Conservative MPs rack up highest travel costs for taxpayers
A National Observer review of public expenditure records between 2013 and 2015 shows that Conservative MPs spent more on travel than their opposition counterparts.
While the Conservative Party's website states that since 2006 "the Harper Conservative Government has replaced the old Liberal culture of entitlement," travel records from Conservative MPs indicate otherwise.
For instance, Conservative MP Maxime Bernier, Minister of State for Small Business and Tourism,billed taxpayers $7,367 for a plane trip to Calgary and Edmonton in February 2015.
He racked up a total bill of $8,430 from the public purse from that trip alone, spending an additional $252 for 'other transport,' $587 for accommodation, $118 on meals and incidentals, and $105 on other unspecified expenses, according to figures from Industry Canada's website.
But not all Conservatives are high fliers. Conservative Health Minister Rona Ambrose billed only $649 for her trip to Vancouver in 2015, and Natural Resources Minister Greg Rickford has consistently travelled across the country for under $2,000.
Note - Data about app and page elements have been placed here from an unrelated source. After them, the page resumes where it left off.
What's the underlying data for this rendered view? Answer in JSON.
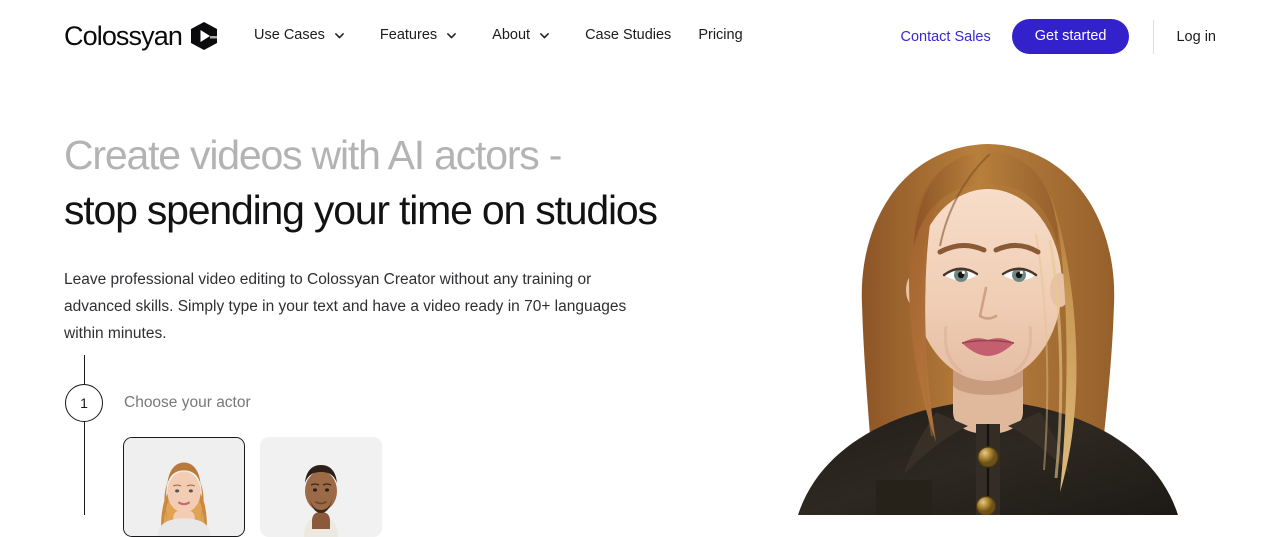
{
  "brand": {
    "name": "Colossyan",
    "logo_icon": "colossyan-hexagon-play-logo",
    "accent_color": "#3322cc",
    "link_color": "#3a27d4"
  },
  "header": {
    "nav": [
      {
        "label": "Use Cases",
        "icon": "chevron-down-icon",
        "has_dropdown": true
      },
      {
        "label": "Features",
        "icon": "chevron-down-icon",
        "has_dropdown": true
      },
      {
        "label": "About",
        "icon": "chevron-down-icon",
        "has_dropdown": true
      },
      {
        "label": "Case Studies",
        "has_dropdown": false
      },
      {
        "label": "Pricing",
        "has_dropdown": false
      }
    ],
    "contact_sales_label": "Contact Sales",
    "get_started_label": "Get started",
    "login_label": "Log in"
  },
  "hero": {
    "headline_line1": "Create videos with AI actors -",
    "headline_line2": "stop spending your time on studios",
    "paragraph": "Leave professional video editing to Colossyan Creator without any training or advanced skills. Simply type in your text and have a video ready in 70+ languages within minutes.",
    "portrait_alt": "woman-presenter-portrait"
  },
  "step": {
    "number": "1",
    "label": "Choose your actor",
    "actors": [
      {
        "name": "female-actor-thumbnail",
        "selected": true
      },
      {
        "name": "male-actor-thumbnail",
        "selected": false
      }
    ]
  }
}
Members of Parliament are allowed to designate one person as their "designated traveller," usually a non-dependent family member. Of all parties, Conservatives have the highest percentage of spenders on family travel between Ottawa and their constituencies.
Defense Minister Jason Kenney once billed $6,000 to fly his mother from Calgary to Ottawa, but after being called out by writer Kevin Grandia on Twitter, he promised to pay for her ticket himself in future.
Kenney’s spokesperson Daniel Proussalidis said that when the minister learned of the cost of the ticket in question, he removed his family member from Parliament’s Designated Traveller Registry and now pays for such family travel costs personally.
“During his tenure as a Member of Parliament, Mr. Kenney has used the House of Commons Designated Traveller policy to be accompanied by a family member less than once a year, far below the average for all Parliamentarians. The booking in question was made by a travel agency for an immediate family member to attend Mr. Kenney's ministerial swearing-in ceremony," said Proussalidis in an emailed statement on Sept. 25. "Notice of the event came at the last minute, when only higher cost fares were available. Mr. Kenney was not aware of the cost of the flight, and would not have authorized it had he been made aware."